In just three years, Ozawa Ichiro managed to guide the DPJ from defeat to one of the most smashing victories in Japan’s political history. How did he do it? And why, despite the fact that he was the one who set the stage for this victory, did he never end up serving as the prime minister in the aftermath?
Funabayashi, Yoichi, and Koichi Nakano, eds. The Democratic Party of Japan in Power: Challenges and Failures. Translated by Kate Dunlop.
The LDP rules for electing a party president are here; these rules are what led to Koizumi Junichiro leaving the PM’s office in 2006. I think it’s fair to say that without them, he likely would have been able to stay at least a few more years.
Reuters coverage from 2008 of the sparring between Ozawa and Fukuda in the House of Councilors.

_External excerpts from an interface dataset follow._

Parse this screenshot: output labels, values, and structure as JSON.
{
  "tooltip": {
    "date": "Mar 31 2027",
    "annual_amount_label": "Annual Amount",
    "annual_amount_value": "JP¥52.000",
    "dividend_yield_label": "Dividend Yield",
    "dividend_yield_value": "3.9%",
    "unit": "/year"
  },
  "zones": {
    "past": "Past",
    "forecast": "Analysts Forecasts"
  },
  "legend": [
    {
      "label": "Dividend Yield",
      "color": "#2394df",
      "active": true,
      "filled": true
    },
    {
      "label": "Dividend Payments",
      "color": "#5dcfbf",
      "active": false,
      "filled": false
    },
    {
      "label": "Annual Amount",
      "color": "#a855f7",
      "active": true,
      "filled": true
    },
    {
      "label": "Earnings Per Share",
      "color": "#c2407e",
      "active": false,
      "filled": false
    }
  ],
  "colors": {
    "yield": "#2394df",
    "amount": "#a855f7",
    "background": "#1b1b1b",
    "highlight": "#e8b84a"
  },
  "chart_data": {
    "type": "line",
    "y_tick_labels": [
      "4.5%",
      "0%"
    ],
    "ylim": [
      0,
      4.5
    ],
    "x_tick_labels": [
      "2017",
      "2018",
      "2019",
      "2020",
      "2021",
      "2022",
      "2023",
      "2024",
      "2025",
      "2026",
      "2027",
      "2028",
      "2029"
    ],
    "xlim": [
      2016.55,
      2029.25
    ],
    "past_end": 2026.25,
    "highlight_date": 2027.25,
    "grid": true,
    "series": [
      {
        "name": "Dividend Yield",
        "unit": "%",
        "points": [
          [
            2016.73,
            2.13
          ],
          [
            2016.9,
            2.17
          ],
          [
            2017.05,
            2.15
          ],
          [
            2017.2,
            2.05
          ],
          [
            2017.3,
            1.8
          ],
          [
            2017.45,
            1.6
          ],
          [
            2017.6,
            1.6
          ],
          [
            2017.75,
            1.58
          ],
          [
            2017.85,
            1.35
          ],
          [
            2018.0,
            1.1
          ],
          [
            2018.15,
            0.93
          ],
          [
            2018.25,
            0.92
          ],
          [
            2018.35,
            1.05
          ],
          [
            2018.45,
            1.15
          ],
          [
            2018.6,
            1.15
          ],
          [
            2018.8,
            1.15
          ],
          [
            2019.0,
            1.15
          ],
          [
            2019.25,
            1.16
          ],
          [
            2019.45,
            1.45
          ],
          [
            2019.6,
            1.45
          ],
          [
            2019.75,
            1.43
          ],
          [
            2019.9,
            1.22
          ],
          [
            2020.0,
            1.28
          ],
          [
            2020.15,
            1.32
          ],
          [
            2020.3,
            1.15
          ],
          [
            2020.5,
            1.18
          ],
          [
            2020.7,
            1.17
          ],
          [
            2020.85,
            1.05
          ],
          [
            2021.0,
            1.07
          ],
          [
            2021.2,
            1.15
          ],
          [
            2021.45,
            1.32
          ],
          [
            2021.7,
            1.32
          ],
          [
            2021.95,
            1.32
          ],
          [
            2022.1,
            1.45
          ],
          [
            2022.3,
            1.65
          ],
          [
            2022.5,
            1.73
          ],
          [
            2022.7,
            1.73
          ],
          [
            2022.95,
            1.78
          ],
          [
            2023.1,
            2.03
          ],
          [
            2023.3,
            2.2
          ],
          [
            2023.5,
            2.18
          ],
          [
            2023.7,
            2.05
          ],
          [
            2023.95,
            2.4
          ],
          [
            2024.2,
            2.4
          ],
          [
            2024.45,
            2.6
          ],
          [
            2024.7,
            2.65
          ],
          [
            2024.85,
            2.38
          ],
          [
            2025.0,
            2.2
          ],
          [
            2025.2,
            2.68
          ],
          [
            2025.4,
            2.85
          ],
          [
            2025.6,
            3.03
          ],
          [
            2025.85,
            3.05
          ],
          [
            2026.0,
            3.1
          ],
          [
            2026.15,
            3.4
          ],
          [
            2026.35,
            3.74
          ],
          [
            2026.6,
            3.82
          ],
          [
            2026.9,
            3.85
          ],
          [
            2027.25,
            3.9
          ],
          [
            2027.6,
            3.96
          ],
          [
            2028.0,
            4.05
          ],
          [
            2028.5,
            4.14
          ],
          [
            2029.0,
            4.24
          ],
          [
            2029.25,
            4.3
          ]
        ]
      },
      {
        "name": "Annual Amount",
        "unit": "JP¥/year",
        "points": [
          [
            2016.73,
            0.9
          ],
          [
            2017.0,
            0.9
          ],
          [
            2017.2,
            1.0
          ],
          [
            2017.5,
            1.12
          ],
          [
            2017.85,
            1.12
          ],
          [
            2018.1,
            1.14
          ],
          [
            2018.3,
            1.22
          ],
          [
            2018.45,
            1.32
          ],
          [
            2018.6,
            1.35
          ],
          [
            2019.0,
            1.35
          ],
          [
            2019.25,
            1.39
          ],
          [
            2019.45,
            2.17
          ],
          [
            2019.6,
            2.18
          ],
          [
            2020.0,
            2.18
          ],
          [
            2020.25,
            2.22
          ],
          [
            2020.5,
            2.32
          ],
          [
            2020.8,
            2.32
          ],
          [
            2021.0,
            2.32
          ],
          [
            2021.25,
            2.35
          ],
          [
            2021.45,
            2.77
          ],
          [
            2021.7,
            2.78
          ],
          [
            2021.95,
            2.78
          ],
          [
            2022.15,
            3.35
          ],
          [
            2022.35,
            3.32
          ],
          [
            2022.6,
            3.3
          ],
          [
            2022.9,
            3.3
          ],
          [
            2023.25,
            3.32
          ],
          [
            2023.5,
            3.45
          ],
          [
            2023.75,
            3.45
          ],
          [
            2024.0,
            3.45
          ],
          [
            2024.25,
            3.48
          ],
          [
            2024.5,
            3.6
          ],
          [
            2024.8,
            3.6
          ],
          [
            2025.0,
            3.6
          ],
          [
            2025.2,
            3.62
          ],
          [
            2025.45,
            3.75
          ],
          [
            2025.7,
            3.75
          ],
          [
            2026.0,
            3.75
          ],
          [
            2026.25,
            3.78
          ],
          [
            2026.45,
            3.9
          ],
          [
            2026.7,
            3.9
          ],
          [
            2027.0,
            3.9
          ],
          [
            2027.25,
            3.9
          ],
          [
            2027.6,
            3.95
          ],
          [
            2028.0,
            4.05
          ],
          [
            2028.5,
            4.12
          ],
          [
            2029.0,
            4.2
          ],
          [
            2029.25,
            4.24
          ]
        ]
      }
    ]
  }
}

The Guardian’s coverage of Ozawa Ichiro’s resignation as party president in May of 2009.
The DPJ’s 2009 manifesto (and indeed, all the party’s various manifestos) are still up on its website, which includes an English-language section.